* [How to complete this task]:
Repeat each entry. Keep every line exactly as it is.

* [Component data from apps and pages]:
((

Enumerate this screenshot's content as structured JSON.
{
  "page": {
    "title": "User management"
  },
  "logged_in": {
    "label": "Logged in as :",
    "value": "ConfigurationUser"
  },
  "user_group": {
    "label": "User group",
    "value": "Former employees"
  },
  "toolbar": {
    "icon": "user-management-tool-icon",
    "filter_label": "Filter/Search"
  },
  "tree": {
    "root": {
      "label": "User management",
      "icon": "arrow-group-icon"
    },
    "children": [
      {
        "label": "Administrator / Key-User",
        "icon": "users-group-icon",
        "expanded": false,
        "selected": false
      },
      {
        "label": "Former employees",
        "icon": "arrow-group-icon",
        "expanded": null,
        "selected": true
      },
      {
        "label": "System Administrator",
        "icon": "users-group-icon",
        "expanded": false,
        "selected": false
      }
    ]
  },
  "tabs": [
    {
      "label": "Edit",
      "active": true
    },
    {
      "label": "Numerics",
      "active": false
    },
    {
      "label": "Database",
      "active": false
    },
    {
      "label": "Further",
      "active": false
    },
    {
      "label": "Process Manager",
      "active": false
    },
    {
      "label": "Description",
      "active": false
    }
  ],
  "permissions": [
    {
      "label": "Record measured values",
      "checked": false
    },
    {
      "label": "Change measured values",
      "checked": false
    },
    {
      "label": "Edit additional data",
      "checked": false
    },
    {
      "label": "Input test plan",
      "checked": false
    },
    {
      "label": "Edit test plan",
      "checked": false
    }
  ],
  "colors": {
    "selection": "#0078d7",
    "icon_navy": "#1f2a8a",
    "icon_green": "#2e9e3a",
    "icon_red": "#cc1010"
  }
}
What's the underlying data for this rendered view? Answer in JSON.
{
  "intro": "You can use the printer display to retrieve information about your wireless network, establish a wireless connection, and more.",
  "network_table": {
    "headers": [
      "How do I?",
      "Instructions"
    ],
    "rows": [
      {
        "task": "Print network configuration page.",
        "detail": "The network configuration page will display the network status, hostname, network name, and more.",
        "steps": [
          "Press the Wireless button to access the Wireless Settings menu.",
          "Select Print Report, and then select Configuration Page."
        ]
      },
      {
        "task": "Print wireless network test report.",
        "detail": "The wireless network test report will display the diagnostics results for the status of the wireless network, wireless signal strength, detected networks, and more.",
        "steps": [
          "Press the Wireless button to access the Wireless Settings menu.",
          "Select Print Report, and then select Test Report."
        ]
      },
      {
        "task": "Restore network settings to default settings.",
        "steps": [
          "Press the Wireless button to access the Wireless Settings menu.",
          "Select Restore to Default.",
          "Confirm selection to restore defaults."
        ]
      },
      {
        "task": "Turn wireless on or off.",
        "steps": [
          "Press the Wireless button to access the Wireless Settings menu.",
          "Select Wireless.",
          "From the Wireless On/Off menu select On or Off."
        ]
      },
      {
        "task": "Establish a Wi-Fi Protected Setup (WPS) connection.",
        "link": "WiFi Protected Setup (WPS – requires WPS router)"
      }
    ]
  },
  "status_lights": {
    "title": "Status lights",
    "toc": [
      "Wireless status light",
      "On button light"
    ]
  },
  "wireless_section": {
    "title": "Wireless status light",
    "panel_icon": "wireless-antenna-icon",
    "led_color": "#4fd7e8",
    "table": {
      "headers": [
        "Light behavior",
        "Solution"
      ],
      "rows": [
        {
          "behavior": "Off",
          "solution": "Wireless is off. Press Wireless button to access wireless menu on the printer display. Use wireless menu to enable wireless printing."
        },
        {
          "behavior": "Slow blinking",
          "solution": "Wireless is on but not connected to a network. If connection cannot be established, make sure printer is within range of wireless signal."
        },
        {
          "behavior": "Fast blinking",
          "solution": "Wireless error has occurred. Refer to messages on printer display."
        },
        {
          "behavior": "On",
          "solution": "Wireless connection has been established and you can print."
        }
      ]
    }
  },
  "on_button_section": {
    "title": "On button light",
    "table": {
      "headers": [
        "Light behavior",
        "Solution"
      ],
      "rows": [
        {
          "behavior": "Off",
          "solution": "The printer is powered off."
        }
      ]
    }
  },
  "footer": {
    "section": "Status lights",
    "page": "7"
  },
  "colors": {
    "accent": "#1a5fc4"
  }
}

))

* [Output for this task]:
Enumerate this screenshot's content as structured JSON.
{
  "page": {
    "title": "User management"
  },
  "logged_in": {
    "label": "Logged in as :",
    "value": "ConfigurationUser"
  },
  "user_group": {
    "label": "User group",
    "value": "Former employees"
  },
  "toolbar": {
    "icon": "user-management-tool-icon",
    "filter_label": "Filter/Search"
  },
  "tree": {
    "root": {
      "label": "User management",
      "icon": "arrow-group-icon"
    },
    "children": [
      {
        "label": "Administrator / Key-User",
        "icon": "users-group-icon",
        "expanded": false,
        "selected": false
      },
      {
        "label": "Former employees",
        "icon": "arrow-group-icon",
        "expanded": null,
        "selected": true
      },
      {
        "label": "System Administrator",
        "icon": "users-group-icon",
        "expanded": false,
        "selected": false
      }
    ]
  },
  "tabs": [
    {
      "label": "Edit",
      "active": true
    },
    {
      "label": "Numerics",
      "active": false
    },
    {
      "label": "Database",
      "active": false
    },
    {
      "label": "Further",
      "active": false
    },
    {
      "label": "Process Manager",
      "active": false
    },
    {
      "label": "Description",
      "active": false
    }
  ],
  "permissions": [
    {
      "label": "Record measured values",
      "checked": false
    },
    {
      "label": "Change measured values",
      "checked": false
    },
    {
      "label": "Edit additional data",
      "checked": false
    },
    {
      "label": "Input test plan",
      "checked": false
    },
    {
      "label": "Edit test plan",
      "checked": false
    }
  ],
  "colors": {
    "selection": "#0078d7",
    "icon_navy": "#1f2a8a",
    "icon_green": "#2e9e3a",
    "icon_red": "#cc1010"
  }
}
What's the underlying data for this rendered view? Answer in JSON.
{
  "intro": "You can use the printer display to retrieve information about your wireless network, establish a wireless connection, and more.",
  "network_table": {
    "headers": [
      "How do I?",
      "Instructions"
    ],
    "rows": [
      {
        "task": "Print network configuration page.",
        "detail": "The network configuration page will display the network status, hostname, network name, and more.",
        "steps": [
          "Press the Wireless button to access the Wireless Settings menu.",
          "Select Print Report, and then select Configuration Page."
        ]
      },
      {
        "task": "Print wireless network test report.",
        "detail": "The wireless network test report will display the diagnostics results for the status of the wireless network, wireless signal strength, detected networks, and more.",
        "steps": [
          "Press the Wireless button to access the Wireless Settings menu.",
          "Select Print Report, and then select Test Report."
        ]
      },
      {
        "task": "Restore network settings to default settings.",
        "steps": [
          "Press the Wireless button to access the Wireless Settings menu.",
          "Select Restore to Default.",
          "Confirm selection to restore defaults."
        ]
      },
      {
        "task": "Turn wireless on or off.",
        "steps": [
          "Press the Wireless button to access the Wireless Settings menu.",
          "Select Wireless.",
          "From the Wireless On/Off menu select On or Off."
        ]
      },
      {
        "task": "Establish a Wi-Fi Protected Setup (WPS) connection.",
        "link": "WiFi Protected Setup (WPS – requires WPS router)"
      }
    ]
  },
  "status_lights": {
    "title": "Status lights",
    "toc": [
      "Wireless status light",
      "On button light"
    ]
  },
  "wireless_section": {
    "title": "Wireless status light",
    "panel_icon": "wireless-antenna-icon",
    "led_color": "#4fd7e8",
    "table": {
      "headers": [
        "Light behavior",
        "Solution"
      ],
      "rows": [
        {
          "behavior": "Off",
          "solution": "Wireless is off. Press Wireless button to access wireless menu on the printer display. Use wireless menu to enable wireless printing."
        },
        {
          "behavior": "Slow blinking",
          "solution": "Wireless is on but not connected to a network. If connection cannot be established, make sure printer is within range of wireless signal."
        },
        {
          "behavior": "Fast blinking",
          "solution": "Wireless error has occurred. Refer to messages on printer display."
        },
        {
          "behavior": "On",
          "solution": "Wireless connection has been established and you can print."
        }
      ]
    }
  },
  "on_button_section": {
    "title": "On button light",
    "table": {
      "headers": [
        "Light behavior",
        "Solution"
      ],
      "rows": [
        {
          "behavior": "Off",
          "solution": "The printer is powered off."
        }
      ]
    }
  },
  "footer": {
    "section": "Status lights",
    "page": "7"
  },
  "colors": {
    "accent": "#1a5fc4"
  }
}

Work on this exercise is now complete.